The Michael J. Fox (Parkinson’s) Foundation uses its Fox Insight Registry to collaborate with 23andMe and collect genetic data and increase access to a wider patient community.
The key to the success of these programs is their longitudinal data collection—participants don’t just sign on once. Many have been enrolled in the registries for years and continue providing data to update the organizations and researchers on their disease experience. By learning from the success of other organizations, the ADPKD Registry can grow into these kinds of initiatives too and accelerate progress toward our mission.
Growing the Registry
Beyond enabling the PKDF to collect data about the patient experience, the ADPKD Registry helps match individuals to clinical studies. The faster PKD studies enroll patients, the quicker the study will be complete and the FDA can evaluate the data for new potential therapies. Once Registry participants complete their modules, we let them know if they might be a good fit for a study. Enrollment in studies is based on age, disease stage, kidney function, and other factors. This data also helps drug developers know the size of the ADPKD population available for studies and their location throughout the U.S. to identify new trial sites. The Registry data shared with researchers and clinical study sponsors doesn’t include individual patient contact information or other identifying data. The Registry portal is hosted on a secure platform that follows strict guidelines to protect patient information. When an individual joins the Registry, they’re assigned a unique numeric identifier connected to module responses. This protects the confidentiality of all those who participate—the PKDF takes patient confidentiality and data security very seriously.
You Can Make a Difference
To help advance knowledge of disease progression and support the development of new treatments, we ask patients with ADPKD to join the ADPKD Registry. If you’ve already signed up, make sure to fill out your modules! Some are new, like our COVID-19 Impact module or the ADPKD-Impact Scale. Others, you’ll need to fill out again, like our Core Questionnaire. We ask you to update this every year so we know your latest kidney function, symptoms, and other factors about your PKD progression. As of today, nearly 2,000 ADPKD patients have signed on to the research program. Want to know more about what we’re learning? Sign up for our webinar where we’ll share results from the first ADPKD Registry Annual Report on March 23 at 7:00 p.m. (EST).
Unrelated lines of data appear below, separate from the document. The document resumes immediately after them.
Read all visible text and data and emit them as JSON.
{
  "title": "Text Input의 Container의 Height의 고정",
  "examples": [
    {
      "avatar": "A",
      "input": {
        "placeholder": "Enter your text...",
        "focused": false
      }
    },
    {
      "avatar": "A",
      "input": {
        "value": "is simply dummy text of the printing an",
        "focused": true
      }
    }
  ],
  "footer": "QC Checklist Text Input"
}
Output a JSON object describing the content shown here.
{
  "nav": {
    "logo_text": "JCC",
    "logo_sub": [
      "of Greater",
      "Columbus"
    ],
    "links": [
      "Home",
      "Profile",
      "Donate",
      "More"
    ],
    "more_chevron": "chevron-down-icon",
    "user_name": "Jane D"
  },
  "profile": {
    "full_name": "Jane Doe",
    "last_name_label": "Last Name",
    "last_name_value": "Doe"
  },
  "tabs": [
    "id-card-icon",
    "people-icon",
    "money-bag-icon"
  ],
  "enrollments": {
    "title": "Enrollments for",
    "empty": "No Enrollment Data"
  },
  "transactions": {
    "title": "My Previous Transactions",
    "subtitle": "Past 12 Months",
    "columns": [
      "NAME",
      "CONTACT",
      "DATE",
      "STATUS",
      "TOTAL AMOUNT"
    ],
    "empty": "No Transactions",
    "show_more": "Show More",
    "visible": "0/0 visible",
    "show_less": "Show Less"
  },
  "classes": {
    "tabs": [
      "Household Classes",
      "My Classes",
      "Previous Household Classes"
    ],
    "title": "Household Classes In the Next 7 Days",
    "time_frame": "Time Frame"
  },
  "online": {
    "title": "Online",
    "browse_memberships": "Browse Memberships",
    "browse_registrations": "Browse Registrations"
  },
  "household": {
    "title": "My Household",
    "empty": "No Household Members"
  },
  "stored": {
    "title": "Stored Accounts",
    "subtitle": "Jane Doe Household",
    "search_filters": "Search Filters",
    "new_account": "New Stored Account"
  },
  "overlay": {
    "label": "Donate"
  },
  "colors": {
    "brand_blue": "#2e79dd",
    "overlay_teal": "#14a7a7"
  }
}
Is there an ARPKD registry?
Great question, Sarah! You can find a link to an ARPKD registry on our “What Is ARPKD?” page.